• [EXERCISE PROMPT] The answer should be each line from the entries below that has the word "value" in it.

=== DATA LISTING ===

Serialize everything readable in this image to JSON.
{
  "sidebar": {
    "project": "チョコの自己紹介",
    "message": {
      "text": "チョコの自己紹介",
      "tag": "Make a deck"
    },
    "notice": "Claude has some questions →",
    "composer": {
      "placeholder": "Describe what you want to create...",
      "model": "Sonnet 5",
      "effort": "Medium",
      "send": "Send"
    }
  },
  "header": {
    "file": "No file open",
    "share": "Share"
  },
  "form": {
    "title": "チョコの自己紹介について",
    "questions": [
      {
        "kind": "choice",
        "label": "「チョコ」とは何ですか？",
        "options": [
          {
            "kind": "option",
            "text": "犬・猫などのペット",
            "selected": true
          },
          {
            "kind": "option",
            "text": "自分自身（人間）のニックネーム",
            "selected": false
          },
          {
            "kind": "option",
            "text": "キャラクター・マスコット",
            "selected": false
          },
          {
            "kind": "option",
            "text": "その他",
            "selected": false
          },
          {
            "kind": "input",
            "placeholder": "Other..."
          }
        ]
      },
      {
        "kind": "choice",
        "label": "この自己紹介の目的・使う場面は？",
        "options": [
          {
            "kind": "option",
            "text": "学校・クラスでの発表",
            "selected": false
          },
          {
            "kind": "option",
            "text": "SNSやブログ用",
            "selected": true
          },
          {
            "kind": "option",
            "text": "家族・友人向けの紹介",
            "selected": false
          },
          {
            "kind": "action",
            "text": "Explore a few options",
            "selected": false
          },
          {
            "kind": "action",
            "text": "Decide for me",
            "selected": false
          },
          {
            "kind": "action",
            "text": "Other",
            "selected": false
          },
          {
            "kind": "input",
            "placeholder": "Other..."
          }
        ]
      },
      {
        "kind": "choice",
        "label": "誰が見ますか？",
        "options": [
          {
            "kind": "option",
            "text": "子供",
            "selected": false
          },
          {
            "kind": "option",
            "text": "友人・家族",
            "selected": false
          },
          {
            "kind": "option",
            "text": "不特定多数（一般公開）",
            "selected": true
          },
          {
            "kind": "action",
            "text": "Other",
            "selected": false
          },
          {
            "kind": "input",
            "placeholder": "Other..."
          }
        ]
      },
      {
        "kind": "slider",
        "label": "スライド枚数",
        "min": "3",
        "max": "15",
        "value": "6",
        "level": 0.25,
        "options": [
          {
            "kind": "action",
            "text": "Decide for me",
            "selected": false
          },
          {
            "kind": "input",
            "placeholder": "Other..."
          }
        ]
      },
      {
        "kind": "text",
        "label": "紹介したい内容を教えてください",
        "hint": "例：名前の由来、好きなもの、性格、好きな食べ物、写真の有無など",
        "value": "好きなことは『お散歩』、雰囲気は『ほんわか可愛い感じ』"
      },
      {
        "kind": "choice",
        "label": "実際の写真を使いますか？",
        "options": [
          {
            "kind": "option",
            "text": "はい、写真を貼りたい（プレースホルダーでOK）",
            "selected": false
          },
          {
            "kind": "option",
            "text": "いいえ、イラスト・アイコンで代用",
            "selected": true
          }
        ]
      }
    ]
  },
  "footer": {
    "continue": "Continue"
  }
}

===

• [SOLUTION TO THIS TASK]
        "value": "6",
        "value": "好きなことは『お散歩』、雰囲気は『ほんわか可愛い感じ』"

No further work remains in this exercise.